Second, being a crossover of two different series, ongoing threads of both books bleed in with no direct bearing on the story at hand. For instance, an interesting subplot involving the Ultra-Humanite in the “Justice League of America” chapters has no resolution. Furthermore, some smaller plot points and relationship dynamics stand out as strange relics of the particular period in which the book was published. For example, a love triangle between Red Arrow, Hawkman, and Hawkgirl is very dependent on the state and context of those characters at the time. Another example is the hint at Vixen’s changing power set, something that is explained in subsequent issues of “Justice League of America.” And of course, the less said about the ties to “Countdown,” the better off everyone will be. While these aspects are certainly interesting from a continuity standpoint, they retroactively clutter an already densely packed story.Continued below
I mean it when I say this story is dense. With three teams consisting of a combined thirty characters, this book is packed to the brim with meaningful and nuanced interactions, histories, and developments. It nearly takes the equivalent of PhD in DC Comics history to parse out all of the nods and easter eggs that Meltzer and Johns pack into this story. Such dedication is rewarded, however, with each discovery more exciting and rewarding than the next.
The long history between Superman and his friends in the Legion is given new weight and legitimacy, as seen in the wonderful exchange between Clack and Bruce; “You were kids.” “No, Batman. We were Legion.” Johns and Meltzer lend a level of emotional gravitas to a concept that is, at its core, very silly. This stripping away of innocence is a big part of this incarnation of the Legion, though there’s still an endearing nobility and camaraderie that remains at its essence.

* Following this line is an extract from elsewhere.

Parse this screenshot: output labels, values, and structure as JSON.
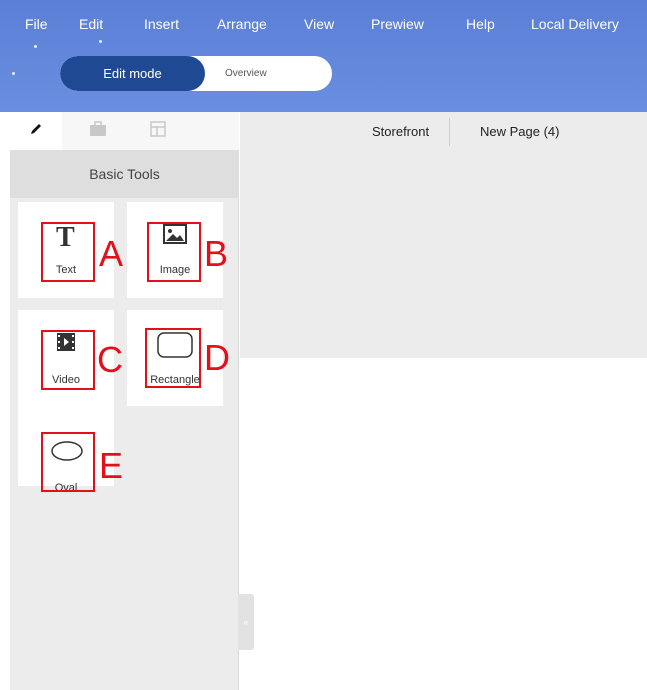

While this is definitely a Legion story, it’s also very much a story encompassing the whole of the DC universe. The stakes and tone are on a level that rivals some major events, with ramifications that ultimately effect the DC Universe in an important way. I previously mentioned the importance of legacy in this story. For context “Lightning Saga” takes place at a point where the Justice League and Justice Society coexists. While the League of that time is fairly standard, the Society was unique in that it featured Golden Age heroes training the heroes of tomorrow. Several of these were legacy characters, including Stargirl, the bestial son of Ted Grant, and Maxine Hunkel, granddaughter of the original Red Tornado. It’s a cast that is nearly unrivaled in modern cape comics.
While “The Lightning Saga” succeeds as a compelling character study, it is also a spellbinding mystery. Perhaps this is Meltzer’s sensibility as a thriller novelist shining through, as the story carries a pacing and tone that feels rather distinct to that genre. The plot steadily builds an uneasy tension over the first four issues, culminating in a final issue that will keep you on the edge of your seat, guessing till the very end. And what an ending it is, setting up several important stories to come, some of which I will discuss in future installments.
For all it’s flaws, “The Lightning Saga” ultimately gets far more right than not. The strong characterization and high stakes make for a gripping read that will stick with you after you’ve turned the final page, and the bevy of nuanced easter eggs gives plenty of reasons to revisit the story. I hope that, after reading “The Lightning Saga,” you’re just as excited as I am to get into the next chapter; “Superman and the Legion of Super Heroes.”